I received a request to review a book proposal (my first!) from a well-known academic press–commercial, not university-affiliated, but instantly recognizable nevertheless (you have about 3-4 guesses total here).
I said yes. The subject matter greatly interests me and I think it’s in general a good idea. Looking at the proposal, it’s rather skimpy for now (for my taste)–for example, it does not have chapter synopses (and this is supposed to be sort of a big, encyclopedic book spanning multiple disciplines and with multiple authors). I know of the proposal author/editor–truly, the best qualified person to be putting this together–but I feel more can be done to whip this into shape. I have a couple of weeks to put that into words.
But wait, there’s more: I have a book proposal with the same Well-Known Academic Press, also an edited collection, on a closely related topic (albeit from just one disciplinary perspective, and for a different series). I’ve been in talks with the series editors for months, since May, and it finally went out to external reviewers beginning of July, more than 2 months ago (I am expected to follow a much tighter deadline, myself, for this review). I’ve already changed that proposal multiple times, and worked hard with the contributors to get the abstracts in shape–to say nothing of my own revisions of the body of the proposal. I inquired about the status of the proposal last week, and the editorial manager is on vacation until tomorrow; apparently I am to hear about the reviewers’ comments any day after that.
As I await those comments with trepidation, I realize how serious and delicate my own job is. My proposal had already been rejected after being in review for months with another academic press, after getting actually fairly good reviewer reports–the series editor decided to nix it for various reasons. I shopped it around after that, with one serious prospect (with a fussy initial review, though), but then Well-Known Academic Press swooped in, super-interested (we’re talking Skype calls, lots of back and forth, and a super-complimentary email exchange regarding the last iteration of the proposal). But–it ain’t over until they discuss the reviews and probably put me through the ringer a little more. I can’t complain, this is the academic publishing game, but it makes me super-sensitive to what I will actually put in my report without allowing my own idiosyncrasies, pet-peeves, biases, and narrow interests to take over.
Do unto others, right?

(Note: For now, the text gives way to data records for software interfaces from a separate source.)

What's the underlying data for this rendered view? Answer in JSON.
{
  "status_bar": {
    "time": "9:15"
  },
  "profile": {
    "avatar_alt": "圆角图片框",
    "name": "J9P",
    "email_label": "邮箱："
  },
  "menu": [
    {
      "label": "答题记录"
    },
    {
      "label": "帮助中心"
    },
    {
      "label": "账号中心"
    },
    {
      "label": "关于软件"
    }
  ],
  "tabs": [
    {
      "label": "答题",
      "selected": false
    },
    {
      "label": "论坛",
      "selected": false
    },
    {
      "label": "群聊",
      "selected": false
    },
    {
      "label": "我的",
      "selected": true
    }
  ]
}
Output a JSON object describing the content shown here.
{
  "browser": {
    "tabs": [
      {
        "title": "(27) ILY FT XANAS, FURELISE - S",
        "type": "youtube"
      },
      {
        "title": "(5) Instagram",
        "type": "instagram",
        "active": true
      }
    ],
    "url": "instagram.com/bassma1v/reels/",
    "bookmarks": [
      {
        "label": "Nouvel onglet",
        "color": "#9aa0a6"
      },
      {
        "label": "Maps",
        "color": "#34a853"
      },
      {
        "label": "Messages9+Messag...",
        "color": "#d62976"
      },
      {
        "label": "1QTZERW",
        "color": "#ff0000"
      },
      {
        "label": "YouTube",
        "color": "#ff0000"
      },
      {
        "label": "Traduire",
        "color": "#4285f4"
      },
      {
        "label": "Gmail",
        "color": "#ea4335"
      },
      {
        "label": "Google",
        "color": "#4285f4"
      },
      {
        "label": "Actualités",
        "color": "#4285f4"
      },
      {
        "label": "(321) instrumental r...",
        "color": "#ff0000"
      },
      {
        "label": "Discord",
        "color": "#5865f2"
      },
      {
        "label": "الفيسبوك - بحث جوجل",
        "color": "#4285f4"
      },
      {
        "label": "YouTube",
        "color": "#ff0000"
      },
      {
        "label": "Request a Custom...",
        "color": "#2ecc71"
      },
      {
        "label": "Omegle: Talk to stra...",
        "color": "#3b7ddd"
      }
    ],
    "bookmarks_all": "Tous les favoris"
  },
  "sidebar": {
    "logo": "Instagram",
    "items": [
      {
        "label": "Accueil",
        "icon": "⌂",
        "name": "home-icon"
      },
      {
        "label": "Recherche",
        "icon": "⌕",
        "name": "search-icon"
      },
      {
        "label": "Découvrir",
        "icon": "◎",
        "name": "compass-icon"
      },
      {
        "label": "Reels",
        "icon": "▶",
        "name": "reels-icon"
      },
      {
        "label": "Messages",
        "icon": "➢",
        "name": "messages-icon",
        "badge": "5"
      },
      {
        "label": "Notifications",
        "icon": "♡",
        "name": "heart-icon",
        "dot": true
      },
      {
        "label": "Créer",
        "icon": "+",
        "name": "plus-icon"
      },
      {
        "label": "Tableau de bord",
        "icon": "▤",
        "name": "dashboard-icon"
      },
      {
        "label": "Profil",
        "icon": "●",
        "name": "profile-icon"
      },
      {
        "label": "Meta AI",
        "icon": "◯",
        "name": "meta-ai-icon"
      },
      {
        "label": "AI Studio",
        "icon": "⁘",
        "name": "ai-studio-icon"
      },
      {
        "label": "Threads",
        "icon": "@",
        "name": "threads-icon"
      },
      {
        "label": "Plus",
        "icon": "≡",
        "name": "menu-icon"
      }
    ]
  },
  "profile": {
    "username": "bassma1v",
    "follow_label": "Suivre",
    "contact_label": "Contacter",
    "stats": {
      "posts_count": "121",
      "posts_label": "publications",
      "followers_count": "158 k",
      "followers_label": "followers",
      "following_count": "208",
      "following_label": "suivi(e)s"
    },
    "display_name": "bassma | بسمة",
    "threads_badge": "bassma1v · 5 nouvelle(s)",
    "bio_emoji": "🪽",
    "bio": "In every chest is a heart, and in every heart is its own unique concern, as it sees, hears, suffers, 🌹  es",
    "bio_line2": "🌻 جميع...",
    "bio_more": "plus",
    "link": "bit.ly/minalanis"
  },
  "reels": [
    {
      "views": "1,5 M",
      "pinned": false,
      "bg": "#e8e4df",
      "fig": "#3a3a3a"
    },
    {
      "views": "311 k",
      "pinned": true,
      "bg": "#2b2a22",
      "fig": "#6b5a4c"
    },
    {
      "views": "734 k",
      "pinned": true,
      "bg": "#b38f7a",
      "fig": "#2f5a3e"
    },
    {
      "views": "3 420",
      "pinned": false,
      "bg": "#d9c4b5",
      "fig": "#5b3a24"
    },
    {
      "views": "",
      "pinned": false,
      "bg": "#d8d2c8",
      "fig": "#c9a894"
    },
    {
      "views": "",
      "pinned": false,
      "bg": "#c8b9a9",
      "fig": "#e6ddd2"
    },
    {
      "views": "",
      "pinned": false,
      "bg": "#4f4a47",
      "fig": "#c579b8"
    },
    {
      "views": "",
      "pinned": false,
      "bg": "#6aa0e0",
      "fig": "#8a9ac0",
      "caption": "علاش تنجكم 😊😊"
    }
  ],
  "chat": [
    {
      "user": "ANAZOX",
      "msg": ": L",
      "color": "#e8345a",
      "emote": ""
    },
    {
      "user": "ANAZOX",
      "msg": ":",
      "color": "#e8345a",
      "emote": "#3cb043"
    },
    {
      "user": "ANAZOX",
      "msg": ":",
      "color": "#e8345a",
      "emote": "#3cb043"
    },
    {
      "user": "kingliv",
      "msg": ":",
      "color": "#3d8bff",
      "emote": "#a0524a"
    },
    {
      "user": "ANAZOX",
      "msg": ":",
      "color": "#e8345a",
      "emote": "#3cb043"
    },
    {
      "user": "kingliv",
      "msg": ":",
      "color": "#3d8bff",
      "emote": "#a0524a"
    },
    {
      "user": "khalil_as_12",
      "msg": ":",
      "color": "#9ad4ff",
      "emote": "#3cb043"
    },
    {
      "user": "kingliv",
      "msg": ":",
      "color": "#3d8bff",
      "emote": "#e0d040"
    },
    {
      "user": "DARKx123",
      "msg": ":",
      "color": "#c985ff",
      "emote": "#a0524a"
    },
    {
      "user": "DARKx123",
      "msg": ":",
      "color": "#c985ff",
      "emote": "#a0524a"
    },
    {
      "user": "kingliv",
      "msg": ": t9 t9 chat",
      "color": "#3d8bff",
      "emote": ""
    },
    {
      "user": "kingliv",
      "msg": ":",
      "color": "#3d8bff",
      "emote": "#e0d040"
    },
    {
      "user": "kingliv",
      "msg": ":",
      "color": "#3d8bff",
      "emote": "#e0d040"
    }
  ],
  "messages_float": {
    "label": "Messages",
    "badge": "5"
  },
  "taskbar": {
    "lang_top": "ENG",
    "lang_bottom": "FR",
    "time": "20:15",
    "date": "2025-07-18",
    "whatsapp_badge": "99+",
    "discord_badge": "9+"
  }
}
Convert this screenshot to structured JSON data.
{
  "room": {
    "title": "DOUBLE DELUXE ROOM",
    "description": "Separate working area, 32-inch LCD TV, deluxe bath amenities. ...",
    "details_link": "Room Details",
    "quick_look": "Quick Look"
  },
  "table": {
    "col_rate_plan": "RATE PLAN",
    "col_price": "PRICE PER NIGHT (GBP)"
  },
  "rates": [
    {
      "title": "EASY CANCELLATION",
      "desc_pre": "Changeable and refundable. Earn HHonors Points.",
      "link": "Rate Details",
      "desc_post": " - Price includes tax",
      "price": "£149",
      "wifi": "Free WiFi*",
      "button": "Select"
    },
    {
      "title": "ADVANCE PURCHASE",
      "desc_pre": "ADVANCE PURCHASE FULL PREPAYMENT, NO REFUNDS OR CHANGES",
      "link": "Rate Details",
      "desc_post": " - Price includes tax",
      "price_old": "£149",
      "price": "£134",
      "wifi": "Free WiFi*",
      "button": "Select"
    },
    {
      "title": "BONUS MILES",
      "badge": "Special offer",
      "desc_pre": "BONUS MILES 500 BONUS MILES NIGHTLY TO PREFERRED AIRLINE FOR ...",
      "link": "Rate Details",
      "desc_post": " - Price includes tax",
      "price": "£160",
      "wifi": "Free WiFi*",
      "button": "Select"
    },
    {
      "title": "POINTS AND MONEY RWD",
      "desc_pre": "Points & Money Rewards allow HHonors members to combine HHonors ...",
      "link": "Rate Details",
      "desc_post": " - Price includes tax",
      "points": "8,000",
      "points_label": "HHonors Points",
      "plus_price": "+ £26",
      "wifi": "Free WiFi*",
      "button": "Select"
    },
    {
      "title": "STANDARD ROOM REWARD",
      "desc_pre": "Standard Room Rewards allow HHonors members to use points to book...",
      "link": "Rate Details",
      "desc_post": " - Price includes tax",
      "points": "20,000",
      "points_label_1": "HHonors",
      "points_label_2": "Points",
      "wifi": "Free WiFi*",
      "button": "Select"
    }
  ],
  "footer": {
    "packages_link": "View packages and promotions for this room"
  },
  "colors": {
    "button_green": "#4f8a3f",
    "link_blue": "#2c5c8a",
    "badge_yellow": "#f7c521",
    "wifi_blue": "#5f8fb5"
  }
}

I’ll do my best to be a fair reviewer, and hope my proposal will also be treated fairly.